Segment Start: Source records

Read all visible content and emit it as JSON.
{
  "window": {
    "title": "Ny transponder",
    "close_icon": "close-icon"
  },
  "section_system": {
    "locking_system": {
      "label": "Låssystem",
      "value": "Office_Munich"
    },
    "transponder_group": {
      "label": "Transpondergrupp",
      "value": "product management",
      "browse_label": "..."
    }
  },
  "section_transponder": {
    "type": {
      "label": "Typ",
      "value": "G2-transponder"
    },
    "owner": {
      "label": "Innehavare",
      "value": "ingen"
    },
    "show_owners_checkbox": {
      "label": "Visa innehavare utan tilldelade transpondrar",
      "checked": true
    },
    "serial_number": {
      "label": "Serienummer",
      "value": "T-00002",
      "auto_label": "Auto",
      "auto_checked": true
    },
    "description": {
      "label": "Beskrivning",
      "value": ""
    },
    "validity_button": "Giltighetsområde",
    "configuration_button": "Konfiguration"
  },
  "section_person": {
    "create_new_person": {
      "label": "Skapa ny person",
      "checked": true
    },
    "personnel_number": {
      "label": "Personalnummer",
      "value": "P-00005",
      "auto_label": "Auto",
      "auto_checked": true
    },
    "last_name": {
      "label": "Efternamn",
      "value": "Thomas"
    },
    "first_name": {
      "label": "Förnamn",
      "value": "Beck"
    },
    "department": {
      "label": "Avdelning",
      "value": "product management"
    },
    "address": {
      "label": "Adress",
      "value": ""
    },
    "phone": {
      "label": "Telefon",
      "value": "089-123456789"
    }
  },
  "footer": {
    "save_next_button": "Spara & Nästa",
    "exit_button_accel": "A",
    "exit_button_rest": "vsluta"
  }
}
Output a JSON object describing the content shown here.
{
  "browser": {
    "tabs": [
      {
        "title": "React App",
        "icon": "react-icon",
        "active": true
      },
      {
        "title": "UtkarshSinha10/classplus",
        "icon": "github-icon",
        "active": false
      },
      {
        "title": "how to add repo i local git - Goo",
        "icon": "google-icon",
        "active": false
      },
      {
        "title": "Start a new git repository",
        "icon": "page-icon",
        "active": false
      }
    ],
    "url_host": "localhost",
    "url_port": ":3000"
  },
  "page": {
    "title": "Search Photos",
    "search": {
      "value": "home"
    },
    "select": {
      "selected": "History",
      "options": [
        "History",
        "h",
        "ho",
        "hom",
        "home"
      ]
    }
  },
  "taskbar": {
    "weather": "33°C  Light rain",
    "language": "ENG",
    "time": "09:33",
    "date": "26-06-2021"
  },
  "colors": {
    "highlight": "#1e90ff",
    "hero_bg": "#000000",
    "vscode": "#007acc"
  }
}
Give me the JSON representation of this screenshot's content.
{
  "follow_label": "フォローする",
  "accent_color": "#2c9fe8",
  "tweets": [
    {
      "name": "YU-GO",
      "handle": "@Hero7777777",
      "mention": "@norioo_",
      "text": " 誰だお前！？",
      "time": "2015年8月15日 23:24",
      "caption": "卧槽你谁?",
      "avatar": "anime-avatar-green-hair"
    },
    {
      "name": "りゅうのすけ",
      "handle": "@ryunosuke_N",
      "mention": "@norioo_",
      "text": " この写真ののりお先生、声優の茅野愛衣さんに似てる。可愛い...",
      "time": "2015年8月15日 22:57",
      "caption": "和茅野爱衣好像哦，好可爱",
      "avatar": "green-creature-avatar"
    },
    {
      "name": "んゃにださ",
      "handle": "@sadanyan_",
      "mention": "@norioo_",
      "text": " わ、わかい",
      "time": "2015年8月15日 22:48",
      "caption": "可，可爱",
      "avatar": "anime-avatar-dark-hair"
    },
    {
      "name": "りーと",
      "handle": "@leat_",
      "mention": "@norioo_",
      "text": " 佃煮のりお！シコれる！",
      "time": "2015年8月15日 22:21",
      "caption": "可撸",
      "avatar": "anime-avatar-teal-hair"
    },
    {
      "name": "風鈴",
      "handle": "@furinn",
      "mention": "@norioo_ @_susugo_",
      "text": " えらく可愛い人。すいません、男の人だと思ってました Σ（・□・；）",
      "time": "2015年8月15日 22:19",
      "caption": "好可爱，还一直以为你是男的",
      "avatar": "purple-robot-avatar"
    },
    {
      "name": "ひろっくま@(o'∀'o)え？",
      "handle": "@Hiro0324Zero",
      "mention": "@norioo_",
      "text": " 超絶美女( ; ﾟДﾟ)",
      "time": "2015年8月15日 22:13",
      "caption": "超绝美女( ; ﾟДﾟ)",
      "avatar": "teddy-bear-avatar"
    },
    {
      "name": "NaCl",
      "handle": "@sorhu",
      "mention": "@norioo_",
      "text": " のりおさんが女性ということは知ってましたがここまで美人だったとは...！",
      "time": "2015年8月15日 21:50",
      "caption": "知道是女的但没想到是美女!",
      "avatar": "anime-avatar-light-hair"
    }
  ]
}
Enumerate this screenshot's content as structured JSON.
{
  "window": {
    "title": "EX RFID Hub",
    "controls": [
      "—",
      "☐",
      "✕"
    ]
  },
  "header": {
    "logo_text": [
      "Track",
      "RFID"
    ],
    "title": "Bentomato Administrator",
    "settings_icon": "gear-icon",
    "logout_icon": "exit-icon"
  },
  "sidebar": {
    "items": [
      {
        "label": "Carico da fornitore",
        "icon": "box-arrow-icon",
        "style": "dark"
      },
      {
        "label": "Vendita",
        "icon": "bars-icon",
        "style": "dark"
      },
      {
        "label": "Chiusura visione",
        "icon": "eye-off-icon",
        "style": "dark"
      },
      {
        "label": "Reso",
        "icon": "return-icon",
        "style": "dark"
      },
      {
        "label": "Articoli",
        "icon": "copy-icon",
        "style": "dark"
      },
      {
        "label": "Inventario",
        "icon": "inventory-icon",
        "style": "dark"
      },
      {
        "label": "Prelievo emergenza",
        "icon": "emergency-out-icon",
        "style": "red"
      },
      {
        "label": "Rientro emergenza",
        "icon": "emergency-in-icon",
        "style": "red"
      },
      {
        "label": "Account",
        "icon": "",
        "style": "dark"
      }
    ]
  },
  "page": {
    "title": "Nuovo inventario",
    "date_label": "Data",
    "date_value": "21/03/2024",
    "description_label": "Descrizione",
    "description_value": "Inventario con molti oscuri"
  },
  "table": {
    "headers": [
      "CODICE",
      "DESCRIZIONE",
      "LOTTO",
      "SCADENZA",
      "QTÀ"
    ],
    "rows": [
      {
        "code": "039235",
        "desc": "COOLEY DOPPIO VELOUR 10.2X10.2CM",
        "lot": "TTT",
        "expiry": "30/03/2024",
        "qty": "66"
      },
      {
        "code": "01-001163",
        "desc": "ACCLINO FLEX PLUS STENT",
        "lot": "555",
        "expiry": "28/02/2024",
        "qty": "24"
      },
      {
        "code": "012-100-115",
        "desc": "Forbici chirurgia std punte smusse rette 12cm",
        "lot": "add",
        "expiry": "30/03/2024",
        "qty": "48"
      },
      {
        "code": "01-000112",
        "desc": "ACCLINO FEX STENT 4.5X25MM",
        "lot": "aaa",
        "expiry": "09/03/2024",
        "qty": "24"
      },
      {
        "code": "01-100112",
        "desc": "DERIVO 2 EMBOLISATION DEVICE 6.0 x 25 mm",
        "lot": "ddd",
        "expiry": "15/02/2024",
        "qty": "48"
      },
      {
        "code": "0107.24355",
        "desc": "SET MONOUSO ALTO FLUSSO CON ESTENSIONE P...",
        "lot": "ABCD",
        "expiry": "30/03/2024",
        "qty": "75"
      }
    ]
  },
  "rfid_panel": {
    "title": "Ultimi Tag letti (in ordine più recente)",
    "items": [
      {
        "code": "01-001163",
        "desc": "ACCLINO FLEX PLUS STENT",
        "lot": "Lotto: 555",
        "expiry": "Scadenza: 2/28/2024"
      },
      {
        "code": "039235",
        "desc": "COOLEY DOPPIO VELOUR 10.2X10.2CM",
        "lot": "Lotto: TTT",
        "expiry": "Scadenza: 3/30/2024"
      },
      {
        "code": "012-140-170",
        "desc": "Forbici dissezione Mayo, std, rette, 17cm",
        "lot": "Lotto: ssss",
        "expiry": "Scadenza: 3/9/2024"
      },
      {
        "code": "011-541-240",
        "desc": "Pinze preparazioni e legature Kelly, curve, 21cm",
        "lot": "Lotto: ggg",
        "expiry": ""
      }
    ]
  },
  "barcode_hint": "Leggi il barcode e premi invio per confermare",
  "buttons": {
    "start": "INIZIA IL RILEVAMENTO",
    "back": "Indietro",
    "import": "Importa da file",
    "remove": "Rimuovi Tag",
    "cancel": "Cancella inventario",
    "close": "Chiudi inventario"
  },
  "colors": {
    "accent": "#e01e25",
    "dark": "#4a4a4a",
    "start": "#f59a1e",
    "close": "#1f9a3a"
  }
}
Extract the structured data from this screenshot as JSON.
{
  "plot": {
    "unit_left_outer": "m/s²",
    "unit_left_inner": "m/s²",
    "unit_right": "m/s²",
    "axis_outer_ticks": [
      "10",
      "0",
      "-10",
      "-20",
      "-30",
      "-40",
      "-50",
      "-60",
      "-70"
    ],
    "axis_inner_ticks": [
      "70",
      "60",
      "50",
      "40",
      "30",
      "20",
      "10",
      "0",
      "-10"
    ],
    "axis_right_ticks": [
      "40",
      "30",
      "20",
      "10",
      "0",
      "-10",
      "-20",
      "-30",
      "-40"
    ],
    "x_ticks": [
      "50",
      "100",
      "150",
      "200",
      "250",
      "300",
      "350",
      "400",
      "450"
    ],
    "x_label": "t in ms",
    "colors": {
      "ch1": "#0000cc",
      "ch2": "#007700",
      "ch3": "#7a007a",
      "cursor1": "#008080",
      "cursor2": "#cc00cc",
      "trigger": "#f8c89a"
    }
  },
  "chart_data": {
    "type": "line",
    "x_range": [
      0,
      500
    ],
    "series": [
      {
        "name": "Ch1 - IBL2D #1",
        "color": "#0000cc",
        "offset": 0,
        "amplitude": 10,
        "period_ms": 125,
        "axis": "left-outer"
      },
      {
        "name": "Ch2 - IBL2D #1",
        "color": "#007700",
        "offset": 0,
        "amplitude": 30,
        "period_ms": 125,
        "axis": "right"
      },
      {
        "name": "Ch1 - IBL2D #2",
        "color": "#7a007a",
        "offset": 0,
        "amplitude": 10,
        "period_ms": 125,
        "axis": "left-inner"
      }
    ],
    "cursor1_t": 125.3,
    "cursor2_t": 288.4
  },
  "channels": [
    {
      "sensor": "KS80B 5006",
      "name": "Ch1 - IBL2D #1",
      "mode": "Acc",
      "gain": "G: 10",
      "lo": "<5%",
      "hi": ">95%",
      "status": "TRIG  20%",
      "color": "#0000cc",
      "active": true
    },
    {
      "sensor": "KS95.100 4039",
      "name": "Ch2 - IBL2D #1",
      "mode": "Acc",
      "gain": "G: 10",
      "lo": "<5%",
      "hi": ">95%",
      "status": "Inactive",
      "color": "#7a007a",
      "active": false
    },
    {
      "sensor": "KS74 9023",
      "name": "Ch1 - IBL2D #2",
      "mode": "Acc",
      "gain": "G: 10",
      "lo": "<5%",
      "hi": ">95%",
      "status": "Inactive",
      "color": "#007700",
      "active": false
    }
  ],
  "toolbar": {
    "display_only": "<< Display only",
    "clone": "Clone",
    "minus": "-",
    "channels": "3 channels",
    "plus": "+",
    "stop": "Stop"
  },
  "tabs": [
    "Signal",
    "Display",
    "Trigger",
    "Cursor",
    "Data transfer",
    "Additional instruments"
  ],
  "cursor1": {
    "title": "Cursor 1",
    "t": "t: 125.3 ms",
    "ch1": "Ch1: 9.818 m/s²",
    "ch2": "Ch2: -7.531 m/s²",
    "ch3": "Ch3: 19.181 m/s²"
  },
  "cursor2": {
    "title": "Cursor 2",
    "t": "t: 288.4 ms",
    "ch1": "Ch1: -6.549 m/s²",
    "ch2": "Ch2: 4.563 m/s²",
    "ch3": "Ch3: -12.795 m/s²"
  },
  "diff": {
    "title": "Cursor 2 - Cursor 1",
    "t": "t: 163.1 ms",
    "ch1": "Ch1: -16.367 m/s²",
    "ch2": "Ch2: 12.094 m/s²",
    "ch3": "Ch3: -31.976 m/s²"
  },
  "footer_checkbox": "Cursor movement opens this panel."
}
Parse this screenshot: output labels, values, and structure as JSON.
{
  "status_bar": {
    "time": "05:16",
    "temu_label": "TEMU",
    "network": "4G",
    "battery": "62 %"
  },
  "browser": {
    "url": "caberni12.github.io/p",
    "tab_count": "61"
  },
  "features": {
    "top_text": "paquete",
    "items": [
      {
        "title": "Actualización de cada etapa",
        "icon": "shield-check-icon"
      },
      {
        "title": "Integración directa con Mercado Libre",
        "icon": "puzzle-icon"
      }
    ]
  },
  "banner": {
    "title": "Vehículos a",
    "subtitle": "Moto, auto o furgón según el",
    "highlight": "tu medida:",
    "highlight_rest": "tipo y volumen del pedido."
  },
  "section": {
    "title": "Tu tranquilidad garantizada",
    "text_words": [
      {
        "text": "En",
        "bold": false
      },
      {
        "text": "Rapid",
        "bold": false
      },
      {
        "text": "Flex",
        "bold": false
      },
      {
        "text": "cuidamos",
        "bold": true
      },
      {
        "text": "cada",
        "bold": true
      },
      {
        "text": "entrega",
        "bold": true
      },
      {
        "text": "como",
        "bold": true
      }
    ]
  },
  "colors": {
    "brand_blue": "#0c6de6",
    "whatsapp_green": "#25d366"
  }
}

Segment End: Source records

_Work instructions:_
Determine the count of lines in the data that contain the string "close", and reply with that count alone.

_Response below:_
3